Skip to main content
Northwestern University

Weinberg's New Development Director

Right at Home


Stephanie Banta remembers riding along Sheridan Road as a child and seeing Northwestern, her dad’s alma mater. With its mix of ivy-covered and bright modern buildings
and throngs of students going places, it was what college should look like, she remembers thinking. Her mom would point out the twin statues in front of Patten Gym: “There’s Pat and there’s Jim.” The joke still makes her smile.

In many ways, working at Northwestern is like coming home, she says. In March, Banta was named director of development for Weinberg College. Northwestern is a special place, she has found, and communicating its strengths to alumni is rewarding.

“It’s rare to find the kind of excellence Northwestern can claim across so many areas—the sciences, engineering, arts, journalism, performing arts. Also, the breadth and depth of the collaboration that happens on this campus—many universities talk about this but it happens here on a level that’s extraordinary.

“You see the excitement in the faces of the faculty and get a sense of how these collaborations make their work more rewarding. And with this support, they seem willing to have their research take them wherever it will lead them.”

Like many colleagues, Banta entered the field of development after rich experience in other fields. For Banta, the first step was studying foreign service at Georgetown University. She loved political science, economics, and international relations but decided after four years in the nation’s capital that government service wasn’t for her. The Deerfield, Illinois native returned to Chicago for a career in banking and an MBA. A decade later, while at home with her young son, she became immersed in fundraising for Rainbow House, a Chicago women’s and children’s shelter.

“Development work just clicked for me,” says Banta. It called on her financial background and was more people-oriented than her former job in international banking operations.

Banta loves learning about the many areas in inquiry that comprise a college of arts and sciences: “One of the wonderful things about being at a university is that people who end up as faculty are the opposite of me. They tend to learn a great deal about a particular area. It’s so much fun to work with people who are in love with what they are doing and are pushing the boundaries of their fields.”

She also loves the challenge of getting to know alumni and their interests and then matching those interests to areas of need in the College.

“What’s fun for me is to meet people and have them get excited about the work that’s going on here and then help them find a way in which their support can make a difference. That process works the same way and has the same kinds of satisfaction regardless of the number of zeroes attached to the gift.”

Even a small gift can make a big difference for young faculty members who are just starting their research, she says, or students who are given a learning opportunity they wouldn’t otherwise have.

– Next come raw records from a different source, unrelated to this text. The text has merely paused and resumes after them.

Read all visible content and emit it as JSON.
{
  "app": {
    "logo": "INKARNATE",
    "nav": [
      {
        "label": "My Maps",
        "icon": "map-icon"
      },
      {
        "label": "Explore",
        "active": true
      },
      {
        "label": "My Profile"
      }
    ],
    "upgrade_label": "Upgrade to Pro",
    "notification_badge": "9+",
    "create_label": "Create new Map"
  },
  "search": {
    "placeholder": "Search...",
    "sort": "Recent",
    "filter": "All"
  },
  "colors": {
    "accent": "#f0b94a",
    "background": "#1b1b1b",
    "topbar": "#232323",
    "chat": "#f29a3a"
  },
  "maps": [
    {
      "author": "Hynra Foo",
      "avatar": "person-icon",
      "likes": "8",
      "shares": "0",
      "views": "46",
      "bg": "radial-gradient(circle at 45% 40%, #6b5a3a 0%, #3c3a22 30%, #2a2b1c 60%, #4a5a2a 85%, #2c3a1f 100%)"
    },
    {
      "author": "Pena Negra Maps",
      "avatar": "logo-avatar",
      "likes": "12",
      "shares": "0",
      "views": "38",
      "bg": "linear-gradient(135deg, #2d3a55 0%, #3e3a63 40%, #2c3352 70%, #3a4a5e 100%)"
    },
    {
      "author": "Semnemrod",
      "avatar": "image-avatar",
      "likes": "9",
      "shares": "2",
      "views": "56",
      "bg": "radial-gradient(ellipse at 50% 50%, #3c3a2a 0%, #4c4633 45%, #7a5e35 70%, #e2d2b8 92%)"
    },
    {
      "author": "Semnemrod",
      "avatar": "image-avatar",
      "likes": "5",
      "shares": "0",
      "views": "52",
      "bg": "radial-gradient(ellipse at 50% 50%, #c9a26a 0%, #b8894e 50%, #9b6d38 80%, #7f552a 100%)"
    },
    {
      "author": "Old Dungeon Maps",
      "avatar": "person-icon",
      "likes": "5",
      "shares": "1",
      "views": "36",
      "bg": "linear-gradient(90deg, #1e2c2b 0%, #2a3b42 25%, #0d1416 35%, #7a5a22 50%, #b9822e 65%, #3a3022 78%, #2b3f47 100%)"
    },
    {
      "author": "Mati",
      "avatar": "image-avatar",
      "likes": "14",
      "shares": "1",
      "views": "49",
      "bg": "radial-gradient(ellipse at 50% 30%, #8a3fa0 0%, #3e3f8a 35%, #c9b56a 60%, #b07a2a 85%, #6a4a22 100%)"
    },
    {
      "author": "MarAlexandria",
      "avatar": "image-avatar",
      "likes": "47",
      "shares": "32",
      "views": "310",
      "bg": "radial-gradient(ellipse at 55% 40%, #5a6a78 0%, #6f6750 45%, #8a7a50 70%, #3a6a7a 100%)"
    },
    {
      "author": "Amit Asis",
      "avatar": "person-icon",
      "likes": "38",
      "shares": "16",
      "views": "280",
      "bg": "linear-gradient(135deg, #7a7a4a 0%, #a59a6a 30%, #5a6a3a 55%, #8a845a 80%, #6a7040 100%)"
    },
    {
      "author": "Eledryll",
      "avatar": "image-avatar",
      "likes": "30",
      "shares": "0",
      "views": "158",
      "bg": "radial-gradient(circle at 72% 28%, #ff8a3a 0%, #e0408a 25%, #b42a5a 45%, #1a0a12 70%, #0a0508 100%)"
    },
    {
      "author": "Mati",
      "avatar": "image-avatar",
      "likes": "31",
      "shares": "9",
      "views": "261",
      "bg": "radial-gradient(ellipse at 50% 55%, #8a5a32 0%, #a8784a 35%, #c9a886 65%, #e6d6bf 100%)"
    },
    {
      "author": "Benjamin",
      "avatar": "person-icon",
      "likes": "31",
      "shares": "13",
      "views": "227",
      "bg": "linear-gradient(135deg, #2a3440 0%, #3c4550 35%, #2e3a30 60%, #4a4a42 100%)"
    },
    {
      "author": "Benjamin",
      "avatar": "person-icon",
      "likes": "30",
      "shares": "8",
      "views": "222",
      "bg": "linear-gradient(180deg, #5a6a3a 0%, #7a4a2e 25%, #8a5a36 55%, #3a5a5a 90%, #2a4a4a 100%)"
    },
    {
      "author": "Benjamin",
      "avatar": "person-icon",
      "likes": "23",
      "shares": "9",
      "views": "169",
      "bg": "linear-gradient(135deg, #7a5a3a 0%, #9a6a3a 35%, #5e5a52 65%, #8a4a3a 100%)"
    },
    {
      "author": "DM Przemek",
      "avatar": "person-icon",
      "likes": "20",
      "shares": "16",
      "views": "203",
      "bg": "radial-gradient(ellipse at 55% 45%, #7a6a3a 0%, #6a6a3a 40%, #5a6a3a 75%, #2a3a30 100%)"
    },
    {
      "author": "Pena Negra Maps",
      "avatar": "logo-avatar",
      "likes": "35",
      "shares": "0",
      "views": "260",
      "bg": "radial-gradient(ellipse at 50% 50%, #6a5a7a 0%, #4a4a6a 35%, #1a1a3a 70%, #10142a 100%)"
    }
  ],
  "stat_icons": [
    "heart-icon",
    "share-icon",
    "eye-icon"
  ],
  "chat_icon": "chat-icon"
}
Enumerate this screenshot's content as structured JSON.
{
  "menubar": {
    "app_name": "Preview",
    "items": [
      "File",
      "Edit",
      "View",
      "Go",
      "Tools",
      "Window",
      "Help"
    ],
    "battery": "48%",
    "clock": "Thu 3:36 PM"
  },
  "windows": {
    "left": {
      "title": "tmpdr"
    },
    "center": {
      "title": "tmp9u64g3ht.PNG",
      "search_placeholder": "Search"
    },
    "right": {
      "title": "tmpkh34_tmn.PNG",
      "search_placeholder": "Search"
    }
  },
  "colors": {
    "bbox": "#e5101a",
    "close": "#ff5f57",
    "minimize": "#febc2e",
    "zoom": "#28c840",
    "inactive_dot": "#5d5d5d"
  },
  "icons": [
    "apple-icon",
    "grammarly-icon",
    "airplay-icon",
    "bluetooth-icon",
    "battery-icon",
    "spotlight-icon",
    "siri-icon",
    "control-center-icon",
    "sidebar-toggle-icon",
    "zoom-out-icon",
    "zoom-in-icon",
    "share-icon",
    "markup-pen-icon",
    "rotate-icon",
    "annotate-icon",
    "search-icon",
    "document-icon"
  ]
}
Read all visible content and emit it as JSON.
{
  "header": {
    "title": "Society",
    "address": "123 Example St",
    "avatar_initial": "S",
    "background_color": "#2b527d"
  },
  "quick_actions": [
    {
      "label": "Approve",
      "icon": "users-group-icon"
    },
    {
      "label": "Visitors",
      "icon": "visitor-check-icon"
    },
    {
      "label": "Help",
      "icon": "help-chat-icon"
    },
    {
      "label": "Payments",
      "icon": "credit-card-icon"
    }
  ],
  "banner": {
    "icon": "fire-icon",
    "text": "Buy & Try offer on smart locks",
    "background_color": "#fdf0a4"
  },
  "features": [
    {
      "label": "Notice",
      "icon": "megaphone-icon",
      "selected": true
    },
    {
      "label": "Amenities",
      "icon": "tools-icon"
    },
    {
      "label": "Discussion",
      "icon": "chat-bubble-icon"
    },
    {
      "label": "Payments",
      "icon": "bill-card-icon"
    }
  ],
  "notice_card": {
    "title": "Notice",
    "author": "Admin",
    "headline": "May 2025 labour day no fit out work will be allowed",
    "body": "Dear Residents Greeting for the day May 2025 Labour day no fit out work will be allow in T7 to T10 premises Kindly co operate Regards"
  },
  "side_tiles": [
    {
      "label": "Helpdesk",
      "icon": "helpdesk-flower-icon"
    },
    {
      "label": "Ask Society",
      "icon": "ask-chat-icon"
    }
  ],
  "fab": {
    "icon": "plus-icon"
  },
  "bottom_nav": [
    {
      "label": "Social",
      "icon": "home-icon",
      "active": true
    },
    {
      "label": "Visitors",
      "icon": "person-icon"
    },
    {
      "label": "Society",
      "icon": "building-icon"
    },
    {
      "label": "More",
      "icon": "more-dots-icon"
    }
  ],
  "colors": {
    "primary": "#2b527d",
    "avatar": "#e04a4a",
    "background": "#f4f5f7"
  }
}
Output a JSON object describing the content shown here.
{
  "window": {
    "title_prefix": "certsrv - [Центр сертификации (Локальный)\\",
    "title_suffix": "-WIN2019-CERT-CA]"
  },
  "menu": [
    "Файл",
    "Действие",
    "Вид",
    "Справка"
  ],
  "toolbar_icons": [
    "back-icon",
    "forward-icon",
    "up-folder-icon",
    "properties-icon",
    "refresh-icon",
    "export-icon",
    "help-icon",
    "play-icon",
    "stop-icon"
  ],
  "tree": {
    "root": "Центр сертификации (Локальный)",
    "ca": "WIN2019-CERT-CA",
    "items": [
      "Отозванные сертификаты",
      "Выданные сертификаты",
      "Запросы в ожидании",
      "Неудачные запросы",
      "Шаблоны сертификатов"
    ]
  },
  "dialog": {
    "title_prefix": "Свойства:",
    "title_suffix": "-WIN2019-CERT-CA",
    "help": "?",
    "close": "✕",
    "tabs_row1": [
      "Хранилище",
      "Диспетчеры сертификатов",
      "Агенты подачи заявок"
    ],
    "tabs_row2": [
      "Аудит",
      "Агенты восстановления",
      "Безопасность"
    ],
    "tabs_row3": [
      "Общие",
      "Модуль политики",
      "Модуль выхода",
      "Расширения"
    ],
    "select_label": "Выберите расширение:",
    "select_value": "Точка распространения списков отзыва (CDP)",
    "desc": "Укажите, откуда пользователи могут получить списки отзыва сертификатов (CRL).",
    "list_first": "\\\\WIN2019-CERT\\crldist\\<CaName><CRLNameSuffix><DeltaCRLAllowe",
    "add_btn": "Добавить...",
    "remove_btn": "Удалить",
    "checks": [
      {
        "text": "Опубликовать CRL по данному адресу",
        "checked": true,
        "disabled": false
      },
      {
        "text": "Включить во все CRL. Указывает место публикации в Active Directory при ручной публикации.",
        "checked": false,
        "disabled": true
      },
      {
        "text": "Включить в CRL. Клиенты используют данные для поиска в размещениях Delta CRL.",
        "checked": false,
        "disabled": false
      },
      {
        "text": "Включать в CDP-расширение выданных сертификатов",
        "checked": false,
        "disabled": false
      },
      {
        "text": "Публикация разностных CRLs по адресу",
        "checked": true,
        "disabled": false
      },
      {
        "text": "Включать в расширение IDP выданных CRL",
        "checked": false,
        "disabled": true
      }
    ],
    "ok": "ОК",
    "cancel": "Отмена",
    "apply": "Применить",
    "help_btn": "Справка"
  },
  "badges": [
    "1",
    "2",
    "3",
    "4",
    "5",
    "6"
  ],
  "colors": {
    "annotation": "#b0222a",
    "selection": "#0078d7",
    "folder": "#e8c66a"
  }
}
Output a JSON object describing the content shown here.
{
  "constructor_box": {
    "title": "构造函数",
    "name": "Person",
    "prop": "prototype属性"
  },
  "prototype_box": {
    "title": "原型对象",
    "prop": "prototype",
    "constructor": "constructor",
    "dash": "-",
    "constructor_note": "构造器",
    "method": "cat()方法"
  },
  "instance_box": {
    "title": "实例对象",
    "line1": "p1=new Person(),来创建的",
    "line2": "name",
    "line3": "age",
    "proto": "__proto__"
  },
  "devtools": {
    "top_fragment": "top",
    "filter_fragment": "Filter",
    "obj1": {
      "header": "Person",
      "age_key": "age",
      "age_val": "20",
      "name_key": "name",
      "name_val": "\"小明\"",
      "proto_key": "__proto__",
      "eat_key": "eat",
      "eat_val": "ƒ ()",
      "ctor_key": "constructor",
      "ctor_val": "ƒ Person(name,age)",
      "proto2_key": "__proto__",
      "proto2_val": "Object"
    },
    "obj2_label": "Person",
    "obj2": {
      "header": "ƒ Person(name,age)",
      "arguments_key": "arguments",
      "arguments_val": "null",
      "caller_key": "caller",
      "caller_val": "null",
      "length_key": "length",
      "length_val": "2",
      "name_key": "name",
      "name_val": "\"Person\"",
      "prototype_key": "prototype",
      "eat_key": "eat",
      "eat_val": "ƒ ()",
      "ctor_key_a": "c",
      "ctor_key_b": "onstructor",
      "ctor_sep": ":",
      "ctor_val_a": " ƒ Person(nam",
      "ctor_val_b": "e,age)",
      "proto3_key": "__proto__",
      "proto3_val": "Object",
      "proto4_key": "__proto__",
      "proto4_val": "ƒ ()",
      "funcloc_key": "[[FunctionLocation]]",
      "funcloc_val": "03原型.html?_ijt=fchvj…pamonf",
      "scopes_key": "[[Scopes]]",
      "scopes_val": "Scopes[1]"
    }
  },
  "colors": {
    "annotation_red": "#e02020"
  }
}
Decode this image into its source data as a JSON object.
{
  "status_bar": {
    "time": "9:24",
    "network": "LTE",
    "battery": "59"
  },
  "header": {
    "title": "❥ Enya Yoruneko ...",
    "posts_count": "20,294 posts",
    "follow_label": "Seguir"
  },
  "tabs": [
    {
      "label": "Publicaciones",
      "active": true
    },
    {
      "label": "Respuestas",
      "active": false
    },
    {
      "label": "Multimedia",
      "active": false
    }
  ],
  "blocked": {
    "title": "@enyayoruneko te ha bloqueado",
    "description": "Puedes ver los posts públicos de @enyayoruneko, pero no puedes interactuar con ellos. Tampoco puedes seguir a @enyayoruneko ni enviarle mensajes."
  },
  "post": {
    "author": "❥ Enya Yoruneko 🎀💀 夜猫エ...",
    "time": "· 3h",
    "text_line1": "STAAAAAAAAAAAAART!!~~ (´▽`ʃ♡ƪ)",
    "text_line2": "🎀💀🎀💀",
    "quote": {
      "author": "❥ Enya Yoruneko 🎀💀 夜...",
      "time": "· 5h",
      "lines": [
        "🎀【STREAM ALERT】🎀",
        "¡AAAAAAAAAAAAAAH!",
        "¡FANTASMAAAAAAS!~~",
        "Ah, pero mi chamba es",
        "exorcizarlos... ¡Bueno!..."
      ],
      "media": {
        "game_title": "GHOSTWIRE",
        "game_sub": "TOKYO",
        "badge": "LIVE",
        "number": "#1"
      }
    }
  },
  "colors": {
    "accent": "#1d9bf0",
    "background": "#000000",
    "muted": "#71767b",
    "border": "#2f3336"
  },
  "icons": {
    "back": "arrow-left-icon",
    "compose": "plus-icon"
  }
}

“I get my satisfaction in helping people find ways to be supportive in areas that are meaningful to them and to help them see the difference that their gifts are making.”

Fundraising priorities are for gifts that directly impact students and faculty, such as funds for undergraduate research opportunities and faculty research and funds to expand teaching capacity in areas of growing student demand. Gifts to the Weinberg College Annual Fund are especially important as they allow us to address the areas of greatest need. For more information, please contact Stephanie Banta at or 847-491-4585.

Back to top